In 2004, Michels ran for the U.S. Senate, defeating automobile dealer Russ Darrow Jr., state Senator Robert Welch and attorney Robert Lorge in the Republican primary. 

He lost that fall to the Democratic incumbent, U.S. Senator Russ Feingold, who he also called a “career politician.”

(Fun fact: When U.S. Sen. Ron Johnson labeled Feingold a career politician in a 2016 rematch between the two, we rated that Mostly True.)

Michels earned his B.A. in political science from St. Norbert College in 1984.

From 1984 to July 1996, Michels was also in the United States Army as an Infantry Officer and as a Plans, Operations and Training Officer. He had no deployments. At the end of his service, he held the rank of major, according to his military records.

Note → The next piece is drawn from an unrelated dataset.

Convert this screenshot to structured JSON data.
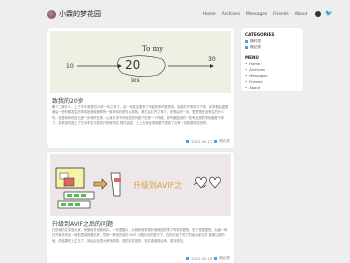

He later earned an MBA from the University of Chicago and an MPA (that’s a Master of Public Administration) from the Illinois Institute of Technology in 1997.

Since 1998, after the death of his father, Dale, Tim Michels and his brothers, Pat and Kevin, have led the family-run, Brownsville-based energy and infrastructure construction company, Michels Corp. The company had projected revenue of nearly $3 billion in 2018, according to BizTimes Milwaukee.

Michels is both a co-owner and the vice president, but has said he would divest himself from the business if he is elected as governor.

In April, 2022, Michels filed paperwork with the state’s Elections Commission, thus beginning his run for governor of Wisconsin – his third attempt to win public office.

We asked the Michels campaign for evidence for their claim, and a comment on the candidate’s own pursuits of elective office, but did not hear back before deadline. 

But since this claim is resume-driven, it was easy to gather the material we needed. 

Our ruling

Tim Michels claimed that Evers is a “career politician.”

In his 48-year working career, one could say he has held any elected office for 17 years, or spent four years as a partisan politician.  To label him a “career politician” ignores 31 years, or more than half his work life.

But we also can’t ignore two earlier, unsuccessful, attempts to win the statewide job. That means we have a statement that “contains an element of truth but ignores critical facts that would give a different impression.”

And that’s our definition for Mostly False.



Source: PolitiFact.